ADELBERT AMES, the twenty-seventh and thirtieth governor to serve Mississippi, was born in Rockland, Maine on October 31, 1835. His early education was attained in the common schools of his native state. He later attended West Point Military Academy, where he graduated in 1861. Ames had a long and distinguished military career. During the Civil War, he served in the Union Army and rose to the rank of brevet major general for his bravery in numerous battles. He also served during Reconstruction, as lieutenant colonel of the 25th Infantry, and was the military governor of the fourth military district, which included Arkansas and Mississippi. On June 15, 1868, Governor Benjamin G. Humphreys resigned from office. President Johnson then named Ames the provisional governor of Mississippi. He served in that capacity until civil authority was restored on March 10, 1870. Ames then won election to the U.S. Senate, a position he held from 1870 to 1874. He next secured the Republican gubernatorial nomination, and was elected governor by a popular vote in 1873. He was sworn into office on January 4, 1874. During his tenure, a property tax law was sanctioned; and racial unrest led to serious riots and political turmoil. The Democratic legislature brought impeachment charges against several Republicans including Lieutenant Governor Alexander K. Davis, who subsequently was impeached, and against Governor Ames, who made a deal to resign, and all charges against him were dropped. After leaving office on March 20, 1876, Ames retired from political life, and moved to Lowell, Massachusetts. Governor Adelbert Ames passed away on April 12, 1933, and was buried in the Hildreth Cemetery in Lowell, Massachusetts.

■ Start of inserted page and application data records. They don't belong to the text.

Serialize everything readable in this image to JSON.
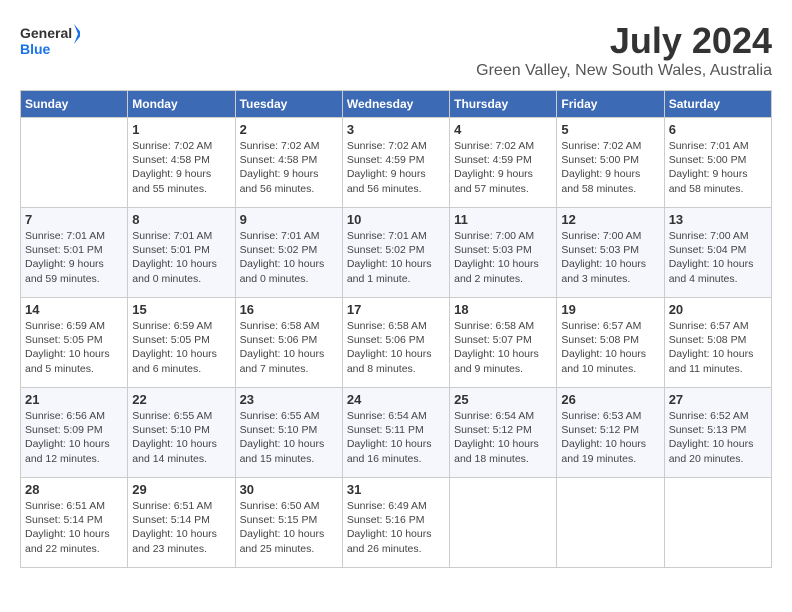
{
  "header": {
    "logo_line1": "General",
    "logo_line2": "Blue",
    "month_year": "July 2024",
    "location": "Green Valley, New South Wales, Australia"
  },
  "weekdays": [
    "Sunday",
    "Monday",
    "Tuesday",
    "Wednesday",
    "Thursday",
    "Friday",
    "Saturday"
  ],
  "weeks": [
    [
      {
        "day": "",
        "sunrise": "",
        "sunset": "",
        "daylight": ""
      },
      {
        "day": "1",
        "sunrise": "Sunrise: 7:02 AM",
        "sunset": "Sunset: 4:58 PM",
        "daylight": "Daylight: 9 hours and 55 minutes."
      },
      {
        "day": "2",
        "sunrise": "Sunrise: 7:02 AM",
        "sunset": "Sunset: 4:58 PM",
        "daylight": "Daylight: 9 hours and 56 minutes."
      },
      {
        "day": "3",
        "sunrise": "Sunrise: 7:02 AM",
        "sunset": "Sunset: 4:59 PM",
        "daylight": "Daylight: 9 hours and 56 minutes."
      },
      {
        "day": "4",
        "sunrise": "Sunrise: 7:02 AM",
        "sunset": "Sunset: 4:59 PM",
        "daylight": "Daylight: 9 hours and 57 minutes."
      },
      {
        "day": "5",
        "sunrise": "Sunrise: 7:02 AM",
        "sunset": "Sunset: 5:00 PM",
        "daylight": "Daylight: 9 hours and 58 minutes."
      },
      {
        "day": "6",
        "sunrise": "Sunrise: 7:01 AM",
        "sunset": "Sunset: 5:00 PM",
        "daylight": "Daylight: 9 hours and 58 minutes."
      }
    ],
    [
      {
        "day": "7",
        "sunrise": "Sunrise: 7:01 AM",
        "sunset": "Sunset: 5:01 PM",
        "daylight": "Daylight: 9 hours and 59 minutes."
      },
      {
        "day": "8",
        "sunrise": "Sunrise: 7:01 AM",
        "sunset": "Sunset: 5:01 PM",
        "daylight": "Daylight: 10 hours and 0 minutes."
      },
      {
        "day": "9",
        "sunrise": "Sunrise: 7:01 AM",
        "sunset": "Sunset: 5:02 PM",
        "daylight": "Daylight: 10 hours and 0 minutes."
      },
      {
        "day": "10",
        "sunrise": "Sunrise: 7:01 AM",
        "sunset": "Sunset: 5:02 PM",
        "daylight": "Daylight: 10 hours and 1 minute."
      },
      {
        "day": "11",
        "sunrise": "Sunrise: 7:00 AM",
        "sunset": "Sunset: 5:03 PM",
        "daylight": "Daylight: 10 hours and 2 minutes."
      },
      {
        "day": "12",
        "sunrise": "Sunrise: 7:00 AM",
        "sunset": "Sunset: 5:03 PM",
        "daylight": "Daylight: 10 hours and 3 minutes."
      },
      {
        "day": "13",
        "sunrise": "Sunrise: 7:00 AM",
        "sunset": "Sunset: 5:04 PM",
        "daylight": "Daylight: 10 hours and 4 minutes."
      }
    ],
    [
      {
        "day": "14",
        "sunrise": "Sunrise: 6:59 AM",
        "sunset": "Sunset: 5:05 PM",
        "daylight": "Daylight: 10 hours and 5 minutes."
      },
      {
        "day": "15",
        "sunrise": "Sunrise: 6:59 AM",
        "sunset": "Sunset: 5:05 PM",
        "daylight": "Daylight: 10 hours and 6 minutes."
      },
      {
        "day": "16",
        "sunrise": "Sunrise: 6:58 AM",
        "sunset": "Sunset: 5:06 PM",
        "daylight": "Daylight: 10 hours and 7 minutes."
      },
      {
        "day": "17",
        "sunrise": "Sunrise: 6:58 AM",
        "sunset": "Sunset: 5:06 PM",
        "daylight": "Daylight: 10 hours and 8 minutes."
      },
      {
        "day": "18",
        "sunrise": "Sunrise: 6:58 AM",
        "sunset": "Sunset: 5:07 PM",
        "daylight": "Daylight: 10 hours and 9 minutes."
      },
      {
        "day": "19",
        "sunrise": "Sunrise: 6:57 AM",
        "sunset": "Sunset: 5:08 PM",
        "daylight": "Daylight: 10 hours and 10 minutes."
      },
      {
        "day": "20",
        "sunrise": "Sunrise: 6:57 AM",
        "sunset": "Sunset: 5:08 PM",
        "daylight": "Daylight: 10 hours and 11 minutes."
      }
    ],
    [
      {
        "day": "21",
        "sunrise": "Sunrise: 6:56 AM",
        "sunset": "Sunset: 5:09 PM",
        "daylight": "Daylight: 10 hours and 12 minutes."
      },
      {
        "day": "22",
        "sunrise": "Sunrise: 6:55 AM",
        "sunset": "Sunset: 5:10 PM",
        "daylight": "Daylight: 10 hours and 14 minutes."
      },
      {
        "day": "23",
        "sunrise": "Sunrise: 6:55 AM",
        "sunset": "Sunset: 5:10 PM",
        "daylight": "Daylight: 10 hours and 15 minutes."
      },
      {
        "day": "24",
        "sunrise": "Sunrise: 6:54 AM",
        "sunset": "Sunset: 5:11 PM",
        "daylight": "Daylight: 10 hours and 16 minutes."
      },
      {
        "day": "25",
        "sunrise": "Sunrise: 6:54 AM",
        "sunset": "Sunset: 5:12 PM",
        "daylight": "Daylight: 10 hours and 18 minutes."
      },
      {
        "day": "26",
        "sunrise": "Sunrise: 6:53 AM",
        "sunset": "Sunset: 5:12 PM",
        "daylight": "Daylight: 10 hours and 19 minutes."
      },
      {
        "day": "27",
        "sunrise": "Sunrise: 6:52 AM",
        "sunset": "Sunset: 5:13 PM",
        "daylight": "Daylight: 10 hours and 20 minutes."
      }
    ],
    [
      {
        "day": "28",
        "sunrise": "Sunrise: 6:51 AM",
        "sunset": "Sunset: 5:14 PM",
        "daylight": "Daylight: 10 hours and 22 minutes."
      },
      {
        "day": "29",
        "sunrise": "Sunrise: 6:51 AM",
        "sunset": "Sunset: 5:14 PM",
        "daylight": "Daylight: 10 hours and 23 minutes."
      },
      {
        "day": "30",
        "sunrise": "Sunrise: 6:50 AM",
        "sunset": "Sunset: 5:15 PM",
        "daylight": "Daylight: 10 hours and 25 minutes."
      },
      {
        "day": "31",
        "sunrise": "Sunrise: 6:49 AM",
        "sunset": "Sunset: 5:16 PM",
        "daylight": "Daylight: 10 hours and 26 minutes."
      },
      {
        "day": "",
        "sunrise": "",
        "sunset": "",
        "daylight": ""
      },
      {
        "day": "",
        "sunrise": "",
        "sunset": "",
        "daylight": ""
      },
      {
        "day": "",
        "sunrise": "",
        "sunset": "",
        "daylight": ""
      }
    ]
  ]
}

Sobel, Robert, and John Raimo, eds. Biographical Directory of the Governors of the United States, 1789-1978, Vol. 2, Westport, Conn.; Meckler Books, 1978. 4 vols.